All of the data below should be repeated exactly. Pictures should not be included.

*** Opening Input for this task ***

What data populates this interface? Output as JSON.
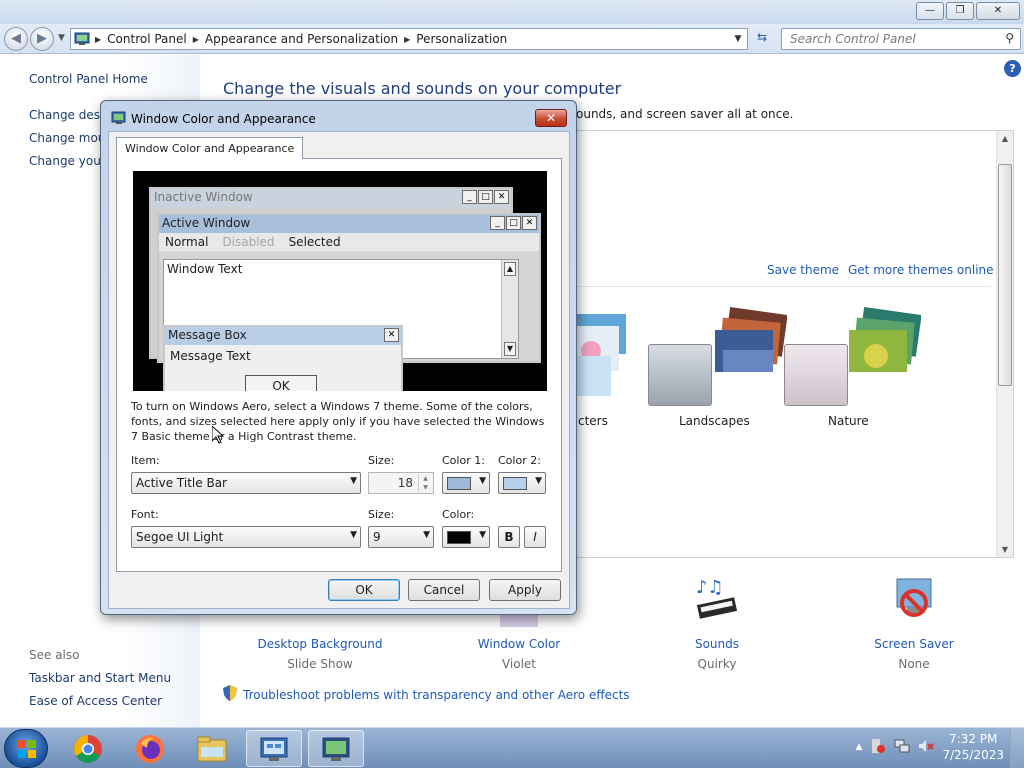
{
  "address": {
    "crumbs": [
      "Control Panel",
      "Appearance and Personalization",
      "Personalization"
    ],
    "search_placeholder": "Search Control Panel"
  },
  "left_pane": {
    "home": "Control Panel Home",
    "tasks": [
      "Change deskt",
      "Change mous",
      "Change your"
    ],
    "see_also_heading": "See also",
    "see_also": [
      "Taskbar and Start Menu",
      "Ease of Access Center"
    ]
  },
  "main": {
    "title": "Change the visuals and sounds on your computer",
    "subtitle": "ounds, and screen saver all at once.",
    "save_theme": "Save theme",
    "get_more_themes": "Get more themes online",
    "themes": [
      "cters",
      "Landscapes",
      "Nature"
    ],
    "bottom_items": [
      {
        "title": "Desktop Background",
        "sub": "Slide Show"
      },
      {
        "title": "Window Color",
        "sub": "Violet"
      },
      {
        "title": "Sounds",
        "sub": "Quirky"
      },
      {
        "title": "Screen Saver",
        "sub": "None"
      }
    ],
    "troubleshoot": "Troubleshoot problems with transparency and other Aero effects"
  },
  "dialog": {
    "title": "Window Color and Appearance",
    "tab": "Window Color and Appearance",
    "preview": {
      "inactive_window": "Inactive Window",
      "active_window": "Active Window",
      "menu_normal": "Normal",
      "menu_disabled": "Disabled",
      "menu_selected": "Selected",
      "window_text": "Window Text",
      "message_box": "Message Box",
      "message_text": "Message Text",
      "ok": "OK"
    },
    "info": "To turn on Windows Aero, select a Windows 7 theme.  Some of the colors, fonts, and sizes selected here apply only if you have selected the Windows 7 Basic theme or a High Contrast theme.",
    "item_label": "Item:",
    "item_value": "Active Title Bar",
    "size_label": "Size:",
    "item_size": "18",
    "color1_label": "Color 1:",
    "color2_label": "Color 2:",
    "font_label": "Font:",
    "font_value": "Segoe UI Light",
    "font_size_label": "Size:",
    "font_size": "9",
    "color_label": "Color:",
    "bold": "B",
    "italic": "I",
    "ok": "OK",
    "cancel": "Cancel",
    "apply": "Apply",
    "colors": {
      "color1": "#9eb8d8",
      "color2": "#b8d0ec",
      "font_color": "#000000"
    }
  },
  "taskbar": {
    "time": "7:32 PM",
    "date": "7/25/2023"
  }
}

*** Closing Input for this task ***

### Your solution
What data populates this interface? Output as JSON.
{
  "address": {
    "crumbs": [
      "Control Panel",
      "Appearance and Personalization",
      "Personalization"
    ],
    "search_placeholder": "Search Control Panel"
  },
  "left_pane": {
    "home": "Control Panel Home",
    "tasks": [
      "Change deskt",
      "Change mous",
      "Change your"
    ],
    "see_also_heading": "See also",
    "see_also": [
      "Taskbar and Start Menu",
      "Ease of Access Center"
    ]
  },
  "main": {
    "title": "Change the visuals and sounds on your computer",
    "subtitle": "ounds, and screen saver all at once.",
    "save_theme": "Save theme",
    "get_more_themes": "Get more themes online",
    "themes": [
      "cters",
      "Landscapes",
      "Nature"
    ],
    "bottom_items": [
      {
        "title": "Desktop Background",
        "sub": "Slide Show"
      },
      {
        "title": "Window Color",
        "sub": "Violet"
      },
      {
        "title": "Sounds",
        "sub": "Quirky"
      },
      {
        "title": "Screen Saver",
        "sub": "None"
      }
    ],
    "troubleshoot": "Troubleshoot problems with transparency and other Aero effects"
  },
  "dialog": {
    "title": "Window Color and Appearance",
    "tab": "Window Color and Appearance",
    "preview": {
      "inactive_window": "Inactive Window",
      "active_window": "Active Window",
      "menu_normal": "Normal",
      "menu_disabled": "Disabled",
      "menu_selected": "Selected",
      "window_text": "Window Text",
      "message_box": "Message Box",
      "message_text": "Message Text",
      "ok": "OK"
    },
    "info": "To turn on Windows Aero, select a Windows 7 theme.  Some of the colors, fonts, and sizes selected here apply only if you have selected the Windows 7 Basic theme or a High Contrast theme.",
    "item_label": "Item:",
    "item_value": "Active Title Bar",
    "size_label": "Size:",
    "item_size": "18",
    "color1_label": "Color 1:",
    "color2_label": "Color 2:",
    "font_label": "Font:",
    "font_value": "Segoe UI Light",
    "font_size_label": "Size:",
    "font_size": "9",
    "color_label": "Color:",
    "bold": "B",
    "italic": "I",
    "ok": "OK",
    "cancel": "Cancel",
    "apply": "Apply",
    "colors": {
      "color1": "#9eb8d8",
      "color2": "#b8d0ec",
      "font_color": "#000000"
    }
  },
  "taskbar": {
    "time": "7:32 PM",
    "date": "7/25/2023"
  }
}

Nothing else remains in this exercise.